Many parents think they’ve packed their child a healthy lunch to get them through the school day, but a lot of convenient choices are high in sugar – and it all adds up,” Australian Dental Association New South Wales (ADA NSW) President Dr Kathleen Matthews said.

For example, a lunch that includes a box of sultanas, a flavoured yogurt and a fruit juice is delivering more than double the recommended daily amount of sugar.

Limiting sugar consumption is key to preventing tooth decay, which is the most common chronic disease in childhood.

The latest Australian Institute of Health and Welfare National Oral Health Plan showed that about 1 in 4 Australian children aged 5-14 have tooth decay. We also know there’s about 600 people aged 15 and over a year in the Hunter New England Local Health District needing hospital treatment for tooth decay and there are more than 1200 potentially preventable hospitalisations for dental conditions every year across the Hunter Valley, showing what can happen if you don’t protect teeth when you are young.

Popular lunchbox treats such as muesli bars, biscuits and dried fruits and sugary drinks can all damage young teeth and can also contribute to serious health conditions later in life such as obesity and type 2 diabetes.

Swapping a few items in your children’s lunchbox could help protect their oral health and ensure they avoid dental and other health problems later in life.”

Tips to improve lunchboxes
  • Include something from each of the five food groups including fruit/vegetables/legumes/beans, dairy, grain (cereal) foods and lean meats poultry/fish/eggs.
  • Replace chips, chocolates and biscuits with items such as fresh fruit, berries, celery sticks and baby carrots.
  • Limit snacks that are high in sugar and/or saturated fats e.g. chips, muesli bars cakes, chocolates, donuts, biscuits.
  • Pick whole fruit over fruit juice – the vitamins, minerals and fibre make it more filling and nutritious and reduce the sugar content per serve.
  • Pack water as a drink rather than sports drinks, soft drinks cordials or flavoured milk which are high in sugar.
  • Look for grain-based snacks with whole grains and high fibre.
  • Processed snack products such as muesli and breakfast bars, chips, and cookies should be limited to one item and ideally a low-sugar choice, such as rice crackers, popcorn and cheese.
  • Check labelling of items before buying to see their real sugar content.

As well as improving their kids’ lunchboxes, parents should ensure their child visits a dentist at least once a year for a check-up,” Dr Matthews said.
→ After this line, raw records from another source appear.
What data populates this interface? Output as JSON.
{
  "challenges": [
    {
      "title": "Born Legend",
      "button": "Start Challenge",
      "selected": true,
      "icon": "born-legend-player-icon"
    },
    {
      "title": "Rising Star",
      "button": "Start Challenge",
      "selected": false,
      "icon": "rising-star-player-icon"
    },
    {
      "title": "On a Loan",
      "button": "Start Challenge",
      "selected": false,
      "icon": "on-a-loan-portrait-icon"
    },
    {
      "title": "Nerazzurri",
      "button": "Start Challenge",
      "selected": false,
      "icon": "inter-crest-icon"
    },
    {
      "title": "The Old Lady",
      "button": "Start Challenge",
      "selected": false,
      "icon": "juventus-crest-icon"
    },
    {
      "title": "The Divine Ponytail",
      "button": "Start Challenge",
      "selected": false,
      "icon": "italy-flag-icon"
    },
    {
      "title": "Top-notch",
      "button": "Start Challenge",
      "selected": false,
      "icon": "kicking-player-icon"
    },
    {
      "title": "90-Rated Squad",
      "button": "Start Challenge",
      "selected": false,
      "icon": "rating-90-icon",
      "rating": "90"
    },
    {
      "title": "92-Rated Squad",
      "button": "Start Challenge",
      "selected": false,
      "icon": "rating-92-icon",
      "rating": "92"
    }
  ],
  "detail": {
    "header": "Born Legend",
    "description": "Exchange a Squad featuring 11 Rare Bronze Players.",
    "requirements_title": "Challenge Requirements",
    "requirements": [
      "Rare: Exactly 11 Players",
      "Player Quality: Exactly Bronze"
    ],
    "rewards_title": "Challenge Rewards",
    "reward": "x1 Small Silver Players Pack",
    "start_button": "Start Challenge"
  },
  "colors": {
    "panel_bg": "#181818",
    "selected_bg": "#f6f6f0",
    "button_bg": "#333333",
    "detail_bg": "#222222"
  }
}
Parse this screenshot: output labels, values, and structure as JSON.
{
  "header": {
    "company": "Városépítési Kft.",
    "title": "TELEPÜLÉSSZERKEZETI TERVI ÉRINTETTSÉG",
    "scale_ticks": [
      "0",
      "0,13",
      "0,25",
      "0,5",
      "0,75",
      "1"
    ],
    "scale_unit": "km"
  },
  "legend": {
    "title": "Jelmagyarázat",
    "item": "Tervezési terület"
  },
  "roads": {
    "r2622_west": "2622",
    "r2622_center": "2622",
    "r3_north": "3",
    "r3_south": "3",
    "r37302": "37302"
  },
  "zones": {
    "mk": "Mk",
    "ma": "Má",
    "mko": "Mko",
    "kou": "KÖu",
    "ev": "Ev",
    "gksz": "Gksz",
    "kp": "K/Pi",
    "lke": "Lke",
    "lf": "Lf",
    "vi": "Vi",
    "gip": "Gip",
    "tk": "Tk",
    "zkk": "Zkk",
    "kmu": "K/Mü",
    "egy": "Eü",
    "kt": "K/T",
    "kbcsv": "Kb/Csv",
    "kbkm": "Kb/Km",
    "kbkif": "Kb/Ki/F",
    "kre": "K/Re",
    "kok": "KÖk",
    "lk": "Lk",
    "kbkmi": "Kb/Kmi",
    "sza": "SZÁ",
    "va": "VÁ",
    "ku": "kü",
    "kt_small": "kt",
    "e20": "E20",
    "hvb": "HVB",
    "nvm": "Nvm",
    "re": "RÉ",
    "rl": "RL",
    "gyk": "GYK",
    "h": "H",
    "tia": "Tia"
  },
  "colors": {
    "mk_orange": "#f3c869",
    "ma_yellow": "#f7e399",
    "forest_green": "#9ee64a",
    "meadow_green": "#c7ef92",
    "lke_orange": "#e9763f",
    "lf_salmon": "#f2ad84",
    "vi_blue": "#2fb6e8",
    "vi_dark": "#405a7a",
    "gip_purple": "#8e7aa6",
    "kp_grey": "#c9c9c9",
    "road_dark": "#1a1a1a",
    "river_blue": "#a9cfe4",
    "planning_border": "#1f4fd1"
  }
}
Brushing teeth twice a day, flossing and drinking tap water in place of other drinks are also easy ways to help protect oral health among people of all ages. There is no reason to put off seeing your dentist at this time either. Australian dentists have world-class infection prevention control measures and have introduced additional screening measures to ensure the safety of patients
during COVID-19.”

Childhood health statistics (Courtesy the Australian Oral Health Tracker):

  • Poor oral health in childhood is the strongest predictor of further dental disease in adulthood
  • About 70% of children aged 9-13 are consuming too much sugar
  • About 1 in 5 children have not had a dental check-up in the last 12 months.
  • Oral diseases such as tooth decay, gum disease and oral cancer contribute to illness, disability and death in Australia.